We woke up bright and early on Tuesday and shopped for outfits. We wanted Oprah colors, both of us with very clear visions in our heads. Patrick bought an orange shirt and blue sweater -- he looked like a male imitation of Oprah on the OWN Billboards that decorated most major cities during the months of January through March. I bought a light gray blazer and wore Patrick's hot pink shirt with a green tie I'd worn on The Joy Behar Show a few months back. I felt slightly guilty for recycling a tie worn to another talk show on such an important day, but I bought a cute new pair of jeans to balance it out.
It really felt like a holiday all day. The atmosphere in Chicago was palpable. So many people from so many parts of the world all coming to the same city to celebrate the same thing.
We arrived at the United Center and quickly got inside. It was madness -- the line for the women's room wrapped around the building, and midway into using the men's room I was shocked when a band of unruly moms and grandmothers barged in and shouted, "The women are taking over!" Good for them, I thought, as I zipped up my fly and scurried out past a lady who looked like Dianne Wiest.

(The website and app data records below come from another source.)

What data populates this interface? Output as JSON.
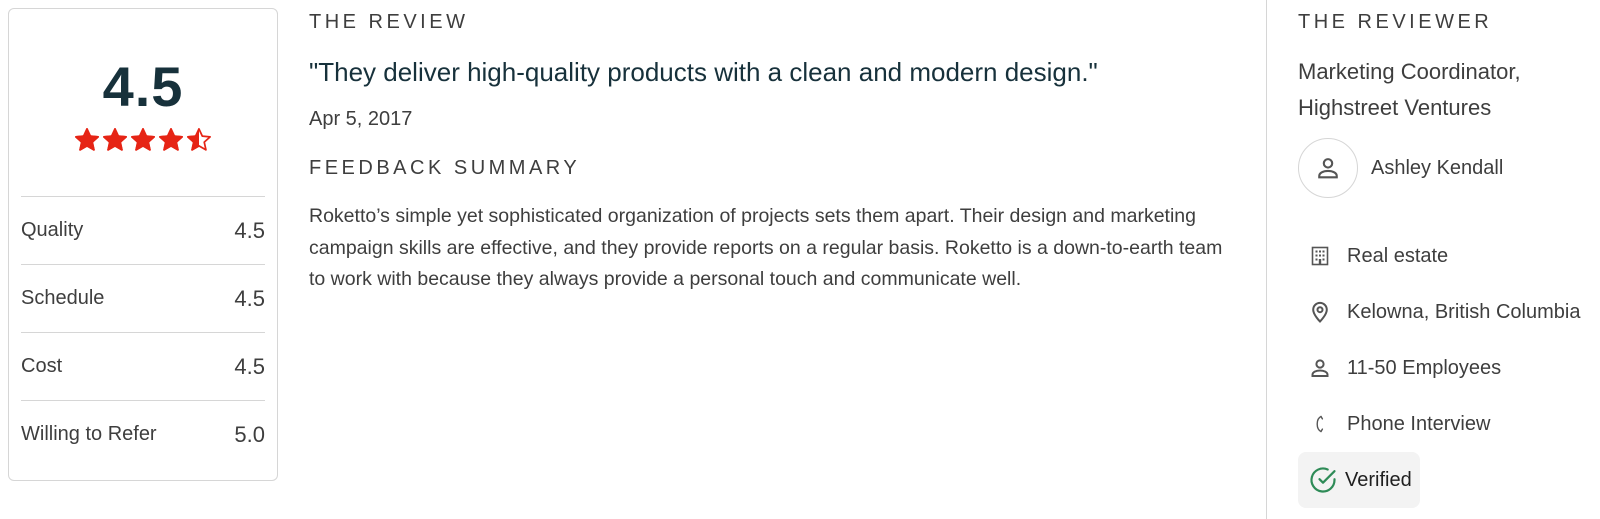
{
  "rating": {
    "overall": "4.5",
    "stars": 4.5,
    "star_color": "#e62415",
    "metrics": [
      {
        "label": "Quality",
        "value": "4.5"
      },
      {
        "label": "Schedule",
        "value": "4.5"
      },
      {
        "label": "Cost",
        "value": "4.5"
      },
      {
        "label": "Willing to Refer",
        "value": "5.0"
      }
    ]
  },
  "review": {
    "heading": "THE REVIEW",
    "quote": "\"They deliver high-quality products with a clean and modern design.\"",
    "date": "Apr 5, 2017",
    "summary_heading": "FEEDBACK SUMMARY",
    "summary": "Roketto’s simple yet sophisticated organization of projects sets them apart. Their design and marketing campaign skills are effective, and they provide reports on a regular basis. Roketto is a down-to-earth team to work with because they always provide a personal touch and communicate well."
  },
  "reviewer": {
    "heading": "THE REVIEWER",
    "title": "Marketing Coordinator, Highstreet Ventures",
    "name": "Ashley Kendall",
    "avatar_icon": "person-icon",
    "details": [
      {
        "icon": "building-icon",
        "text": "Real estate"
      },
      {
        "icon": "location-pin-icon",
        "text": "Kelowna, British Columbia"
      },
      {
        "icon": "person-icon",
        "text": "11-50 Employees"
      },
      {
        "icon": "phone-icon",
        "text": "Phone Interview"
      }
    ],
    "verified": {
      "icon": "check-circle-icon",
      "label": "Verified",
      "color": "#2e8b57"
    }
  }
}
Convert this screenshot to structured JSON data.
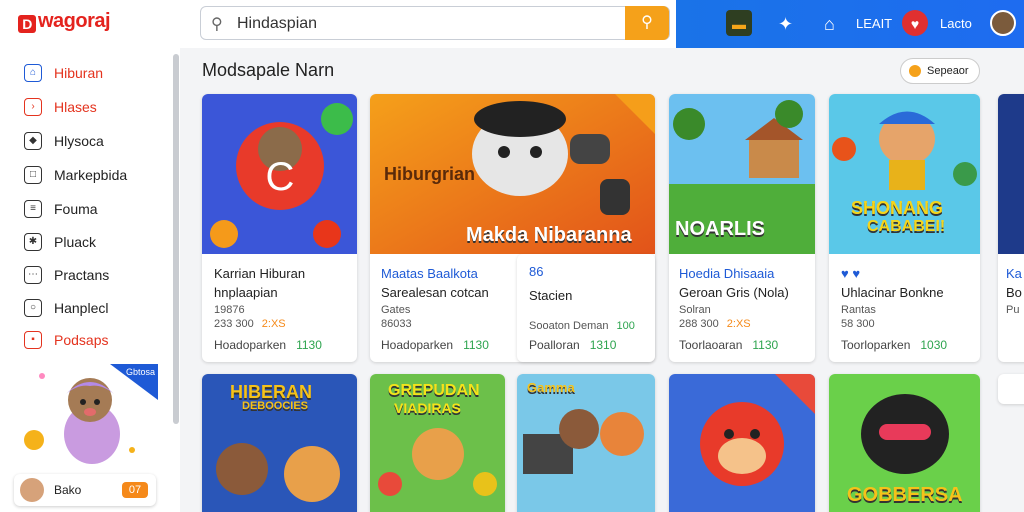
{
  "header": {
    "logo": "wagoraj",
    "logo_mark": "D",
    "search_value": "Hindaspian",
    "nav_label_1": "LEAIT",
    "nav_label_2": "Lacto"
  },
  "sidebar": {
    "items": [
      {
        "label": "Hiburan",
        "icon": "home-icon"
      },
      {
        "label": "Hlases",
        "icon": "cart-icon"
      },
      {
        "label": "Hlysoca",
        "icon": "tag-icon"
      },
      {
        "label": "Markepbida",
        "icon": "store-icon"
      },
      {
        "label": "Fouma",
        "icon": "chat-icon"
      },
      {
        "label": "Pluack",
        "icon": "puzzle-icon"
      },
      {
        "label": "Practans",
        "icon": "gift-icon"
      },
      {
        "label": "Hanplecl",
        "icon": "bag-icon"
      },
      {
        "label": "Podsaps",
        "icon": "card-icon"
      }
    ],
    "promo_badge": "Gbtosa",
    "user_name": "Bako",
    "user_badge": "07"
  },
  "main": {
    "title": "Modsapale Narn",
    "sort_label": "Sepeaor"
  },
  "cards_row1": [
    {
      "title": "Karrian Hiburan",
      "subtitle": "hnplaapian",
      "meta": "19876",
      "price": "233 300",
      "highlight": "2:XS",
      "seller": "Hoadoparken",
      "count": "1130"
    },
    {
      "title": "Maatas Baalkota",
      "subtitle": "Sarealesan cotcan",
      "meta": "Gates",
      "price": "86033",
      "highlight": "",
      "seller": "Hoadoparken",
      "count": "1130",
      "thumb_text_a": "Hiburgrian",
      "thumb_text_b": "Makda Nibaranna"
    },
    {
      "title": "86",
      "subtitle": "Stacien",
      "meta": "",
      "price": "Sooaton Deman",
      "highlight": "100",
      "seller": "Poalloran",
      "count": "1310"
    },
    {
      "title": "Hoedia Dhisaaia",
      "subtitle": "Geroan Gris (Nola)",
      "meta": "Solran",
      "price": "288 300",
      "highlight": "2:XS",
      "seller": "Toorlaoaran",
      "count": "1130",
      "thumb_text_a": "NOARLIS"
    },
    {
      "title": "",
      "subtitle": "Uhlacinar Bonkne",
      "meta": "Rantas",
      "price": "58 300",
      "highlight": "",
      "seller": "Toorloparken",
      "count": "1030",
      "thumb_text_a": "SHONANG",
      "thumb_text_b": "CABABEI!"
    }
  ],
  "cards_row2": [
    {
      "thumb_text_a": "HIBERAN",
      "thumb_text_b": "DEBOOCIES"
    },
    {
      "thumb_text_a": "GREPUDAN",
      "thumb_text_b": "VIADIRAS"
    },
    {
      "thumb_text_a": "Gamma"
    },
    {
      "thumb_text_a": ""
    },
    {
      "thumb_text_a": "GOBBERSA"
    }
  ],
  "partial_card": {
    "title": "Ka",
    "lines": [
      "Bo",
      "Pu"
    ]
  },
  "colors": {
    "brand": "#e4231e",
    "accent": "#f5a11a",
    "header_blue": "#1a73e8",
    "link_blue": "#1e5ad6"
  }
}
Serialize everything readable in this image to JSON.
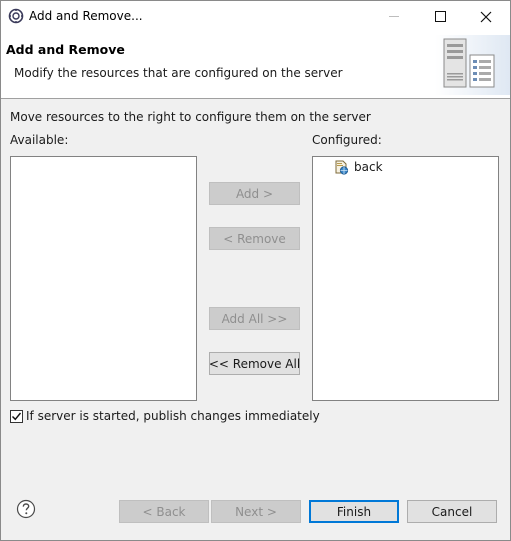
{
  "window": {
    "title": "Add and Remove..."
  },
  "banner": {
    "title": "Add and Remove",
    "description": "Modify the resources that are configured on the server",
    "icon": "server-icon"
  },
  "main": {
    "instruction": "Move resources to the right to configure them on the server",
    "available_label": "Available:",
    "configured_label": "Configured:",
    "available_items": [],
    "configured_items": [
      {
        "label": "back",
        "icon": "web-module-icon"
      }
    ]
  },
  "buttons": {
    "add": "Add >",
    "remove": "< Remove",
    "add_all": "Add All >>",
    "remove_all": "<< Remove All"
  },
  "publish_checkbox": {
    "label": "If server is started, publish changes immediately",
    "checked": true
  },
  "footer": {
    "back": "< Back",
    "next": "Next >",
    "finish": "Finish",
    "cancel": "Cancel"
  },
  "colors": {
    "default_button_border": "#0078d7",
    "window_background": "#f0f0f0"
  }
}
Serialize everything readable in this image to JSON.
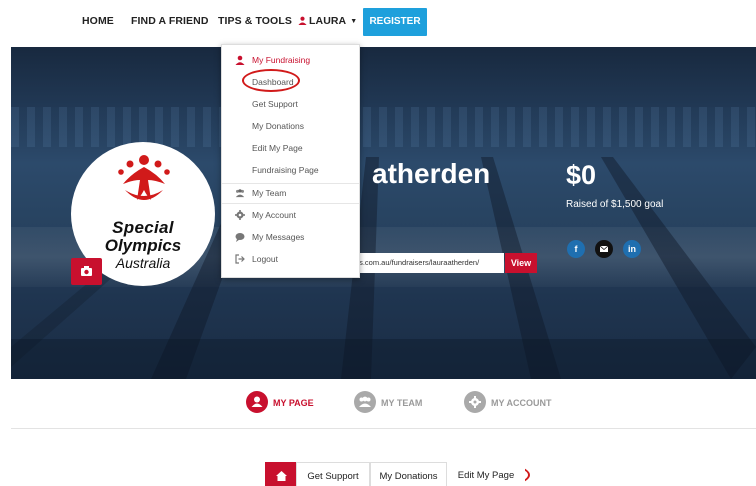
{
  "nav": {
    "home": "HOME",
    "find_friend": "FIND A FRIEND",
    "tips_tools": "TIPS & TOOLS",
    "user": "LAURA",
    "register": "REGISTER"
  },
  "dropdown": {
    "header": "My Fundraising",
    "items": [
      "Dashboard",
      "Get Support",
      "My Donations",
      "Edit My Page",
      "Fundraising Page"
    ],
    "account_items": [
      "My Team",
      "My Account",
      "My Messages",
      "Logout"
    ]
  },
  "hero": {
    "name_partial": "atherden",
    "raised": "$0",
    "goal_text": "Raised of $1,500 goal",
    "url": "ts.com.au/fundraisers/lauraatherden/",
    "view_label": "View"
  },
  "logo": {
    "line1": "Special",
    "line2": "Olympics",
    "line3": "Australia"
  },
  "profile_tabs": [
    "MY PAGE",
    "MY TEAM",
    "MY ACCOUNT"
  ],
  "bottom_tabs": [
    "Get Support",
    "My Donations",
    "Edit My Page"
  ],
  "colors": {
    "brand_red": "#c8102e",
    "register_blue": "#1ea0dc",
    "annotation_red": "#d11a1a"
  }
}
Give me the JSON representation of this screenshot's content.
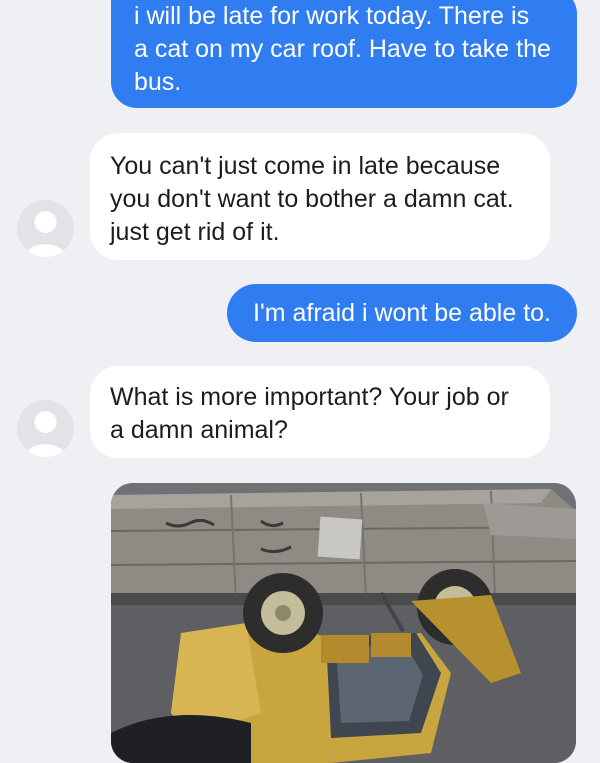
{
  "messages": [
    {
      "direction": "outgoing",
      "text": "i will be late for work today. There is\na cat on my car roof. Have to take the\nbus."
    },
    {
      "direction": "incoming",
      "text": "You can't just come in late because\nyou don't want to bother a damn cat.\njust get rid of it.",
      "avatar": "user-avatar-icon"
    },
    {
      "direction": "outgoing",
      "text": "I'm afraid i wont be able to."
    },
    {
      "direction": "incoming",
      "text": "What is more important? Your job or\na damn animal?",
      "avatar": "user-avatar-icon"
    },
    {
      "direction": "outgoing",
      "attachment": "photo"
    }
  ],
  "colors": {
    "background": "#eef0f4",
    "outgoing_bubble": "#2f7df1",
    "incoming_bubble": "#ffffff",
    "avatar_bg": "#e1e3e7",
    "avatar_fg": "#ffffff"
  }
}
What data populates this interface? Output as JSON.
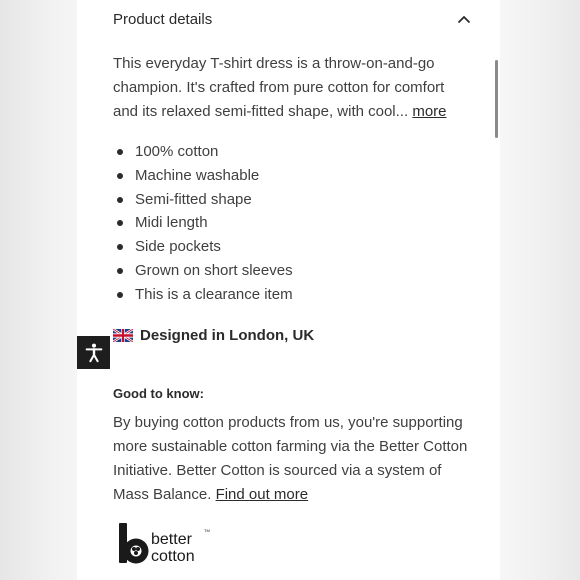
{
  "section": {
    "title": "Product details",
    "description": "This everyday T-shirt dress is a throw-on-and-go champion. It's crafted from pure cotton for comfort and its relaxed semi-fitted shape, with cool...",
    "more_link": "more"
  },
  "features": [
    "100% cotton",
    "Machine washable",
    "Semi-fitted shape",
    "Midi length",
    "Side pockets",
    "Grown on short sleeves",
    "This is a clearance item"
  ],
  "origin": {
    "flag_icon": "uk-flag-icon",
    "label": "Designed in London, UK"
  },
  "good_to_know": {
    "heading": "Good to know:",
    "text": "By buying cotton products from us, you're supporting more sustainable cotton farming via the Better Cotton Initiative. Better Cotton is sourced via a system of Mass Balance.",
    "link": "Find out more"
  },
  "logo": {
    "line1": "better",
    "line2": "cotton",
    "tm": "TM"
  },
  "accessibility": {
    "icon": "accessibility-icon"
  },
  "colors": {
    "text": "#3f3f3f",
    "heading": "#2b2b2b",
    "panel": "#ffffff",
    "access_button": "#1e1e1e"
  }
}
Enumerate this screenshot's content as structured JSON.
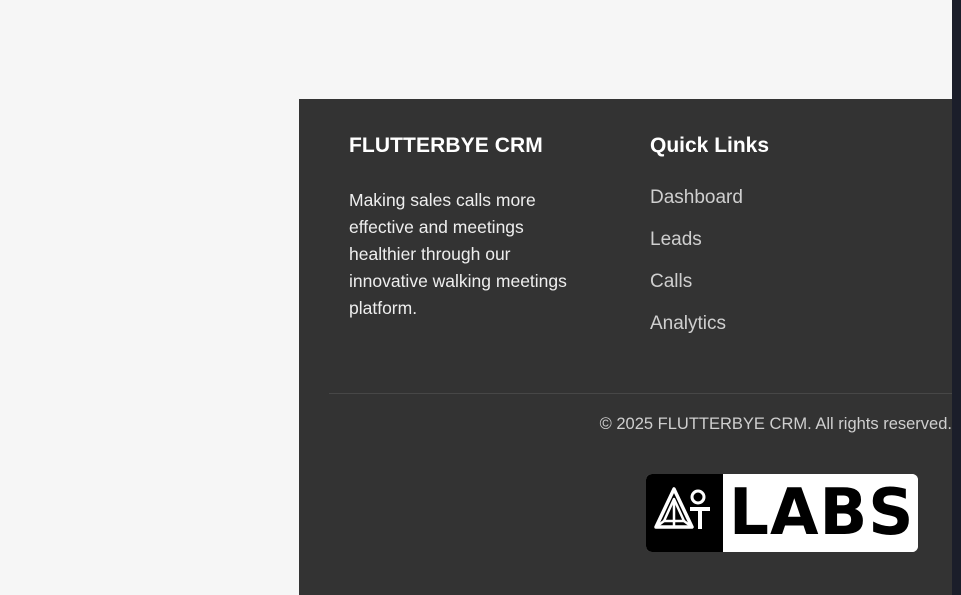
{
  "footer": {
    "brand": {
      "title": "FLUTTERBYE CRM",
      "description": "Making sales calls more effective and meetings healthier through our innovative walking meetings platform."
    },
    "quick_links": {
      "title": "Quick Links",
      "items": [
        {
          "label": "Dashboard"
        },
        {
          "label": "Leads"
        },
        {
          "label": "Calls"
        },
        {
          "label": "Analytics"
        }
      ]
    },
    "copyright": "© 2025 FLUTTERBYE CRM. All rights reserved.",
    "logo": {
      "text": "LABS",
      "mark_letters": "AT",
      "icon": "triangle-logo-icon"
    }
  },
  "colors": {
    "footer_bg": "#333333",
    "page_bg": "#f6f6f6",
    "link": "#cfcfcf",
    "edge_strip": "#1b1e2a"
  }
}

When we walked into the venue it was even more overwhelming. Literally 20,000 people in an arena filled with photos of Oprah. The music was blaring, "Tonight's gonna be a good night." And I believed it. We took our seats and could not believe how close to the stage we were. Section 1 was really section 1 ... like, the first section. We were a few rows in front of Lisa Ling and on the same aisle as Steadman and Gayle. This was no joke.
After a while the show started, and so began what can only be described as one of the most exciting nights of my life. The walls parted and she appeared on the stage ... Oprah. She was dressed in a beautiful floor-length purple gown and had a perfect ponytail. She walked downstage, taking it all in. The entire audience went nuts and I don't think I've ever screamed so much in my life. What followed was celebrity after celebrity. Starting with Tom Hanks, Tom Cruise, Josh Groban, Patti LaBelle, Beyonce, Diane Sawyer ... the list went on and on and on.
In the weeks leading up to the show Patrick and I were both struck by the response we got anytime we told someone about going which is the inevitable "Maybe you'll get a car! You'll definitely get something!" And I get it ... I get that the thing Oprah might be most famous for is her incredible generosity over the years, but it slowly started to wear on both of us. What Oprah gave us that night was one of the greatest live events of all time, and beyond that, she gave us 25 years of enlightening, positive, amazing, loving, educational, groovy television, and I felt so honored to receive two hours more -- in person. I hope what we remember from The Oprah Winfrey Show is not the cars she gave away, and the trips and the iPads and whatever else. I hope we remember that for 25 years she's taken an hour out of days to encourage the world to live a better life than we may have imagined was possible ... to read books, to be present, to love life, to look within, to love others, and to be yourself.
Tuesday night at the United Center was all about honoring that and giving her love and taking her love and celebrating her love. Oprah once said on Piers Morgan that she was "the love brand," and that was as apparent as ever as we sat in the audience last week cheering along with thousands and thousands of others who had been as moved and affected as I was.
I feel so grateful to have been a part of it, and so grateful I got to share it with someone I love as much as Patrick, and most important, how cool is it that we all got to be around for some of the past 25 years for one of the most unusual, inspirational, loving people to be given such an international platform to help us be our best selves.
Outside the Oprah Store (which Patrick and I visited Wednesday and discovered that they don't really have much men's clothing -- not complaining here, just suggesting to the Oprah family, how about a nice blue men's pullover?) there's a giant sign that says "Feel the love." That's exactly what we did Tuesday, and I think that's exactly what Oprah's audience has been doing for the past 25 years. So thanks, Oprah. From all of us.